### Mole fraction

The mole fraction [math]\displaystyle{ x_i }[/math] can be calculated using the formula

- [math]\displaystyle{ x_i = \frac{w_i}{M_i} \bar{M}, }[/math]

where [math]\displaystyle{ M_i }[/math] is the molar mass of the component [math]\displaystyle{ i }[/math], and [math]\displaystyle{ \bar{M} }[/math] is the average molar mass of the mixture.

Replacing the expression of the molar-mass products,

- [math]\displaystyle{ x_i = \frac{\frac{w_i}{M_i}}{\sum_j \frac{w_j}{M_j}}. }[/math]

## Spatial variation and gradient

In a spatially non-uniform mixture, the mass fraction gradient gives rise to the phenomenon of diffusion.

## See also

## References

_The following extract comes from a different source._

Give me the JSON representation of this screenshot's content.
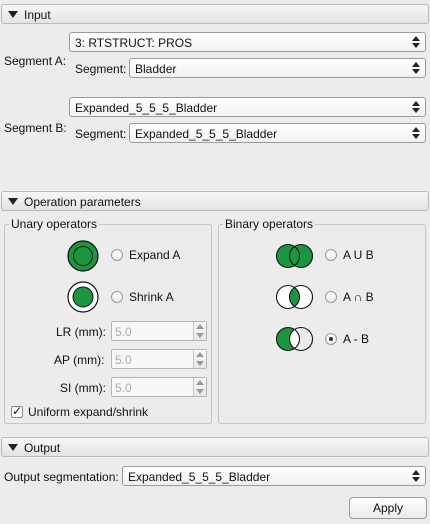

- ↑ IUPAC,
*Compendium of Chemical Terminology*, 2nd ed. (the "Gold Book") (1997). Online corrected version: (2006–) "mass fraction". doi:10.1351/goldbook.M03722 - ↑ Formula from Mass Composition.
- ↑ "How to Calculate Mass Percent Composition".
*ThoughtCo*. http://chemistry.about.com/od/workedchemistryproblems/a/mass-percent-worked-problem.htm.